Photonic thermometry relies on the principle that certain thermally induced changes in the dimensions of an object (e.g., swelling), as well as its thermo-optic properties, affect the way that light moves through it.
The principal advantage of photonic sensor technology is that it is low-cost, lightweight, portable, resistant to mechanical shock and electromagnetic interference, and can be deployed in a wide variety of settings from controlled laboratory conditions to a noisy factory floor to the variable environment of a residential setting. NIST scientists are currently exploring several different photonic designs to measure temperature, all on the scale of a few hundreds of nanometers.
One employs fiber Bragg gratings, devices which transmit or reflect different wavelengths depending on the temperature of the grating and the surrounding fiber-optic line. (For a technical description, read this paper.) Monitoring those changes is thus a sensitive measure of temperature. A second, related, technology involves tracking light as it moves through tiny Fabry-Perot cavities formed by Bragg gratings or vacancies in a photonic crystal (for a technical description, read this paper). In either case, thermally induced changes in cavity dimension correspondingly change the wavelengths that will resonate in the cavities. Measuring those wavelengths is a measure of temperature. Current crystal cavity designs have a resolution of around 50 mK now, and 1 mK should be possible in the near future. That makes the technology competitive with SPRTs, which can resolve differences in the range of 10mK. Fiber Bragg gratings are accurate to +/- 0.5 °C over the range of -40 °C to 120 °C, equivalent to a Type J thermocouple.
Yet another design by the photonic thermometry group employs a fiber-optic line in conjunction with a ring resonator: a closed loop of total-internal-reflection waveguide, about 10 micrometers in radius, placed adjacent to – but about 100 nm to 200 nm away from – the main optical fiber. The resonator will capture or “absorb” wavelengths propagating down the fiber from a laser source if the wavelengths are resonant with the optical properties and dimensions of the loop. Because temperature directly affects those properties and dimensions, the device can serve as a temperature sensor. At present, the ring resonators are accurate to about 40 mK, and 15 mK is expected soon.
In a somewhat related design, NIST scientists have devised a prototype of what could eventually become an absolute thermometer. They carve a small reflective cavity into a piece of silicon nitride less than one micrometer wide. When they shine a laser through the crystal, the light reflecting from the cavity experiences slight shifts in wavelength due to the beam’s temperature-induced vibrations, making the light’s color change noticeably.
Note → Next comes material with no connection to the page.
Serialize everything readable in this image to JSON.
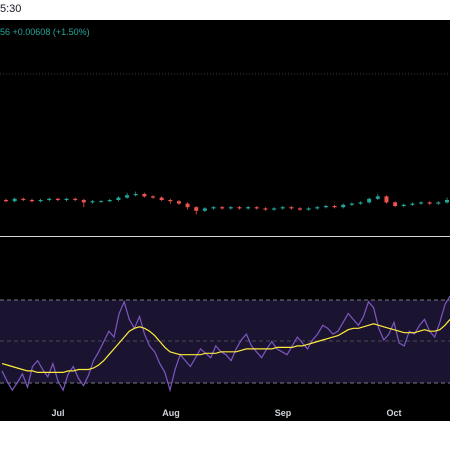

They are also able to separately detect the system’s zero-point (ground state) vibration. By comparing the relative size of the thermal vibration to the ground state motion, the absolute temperature can be determined.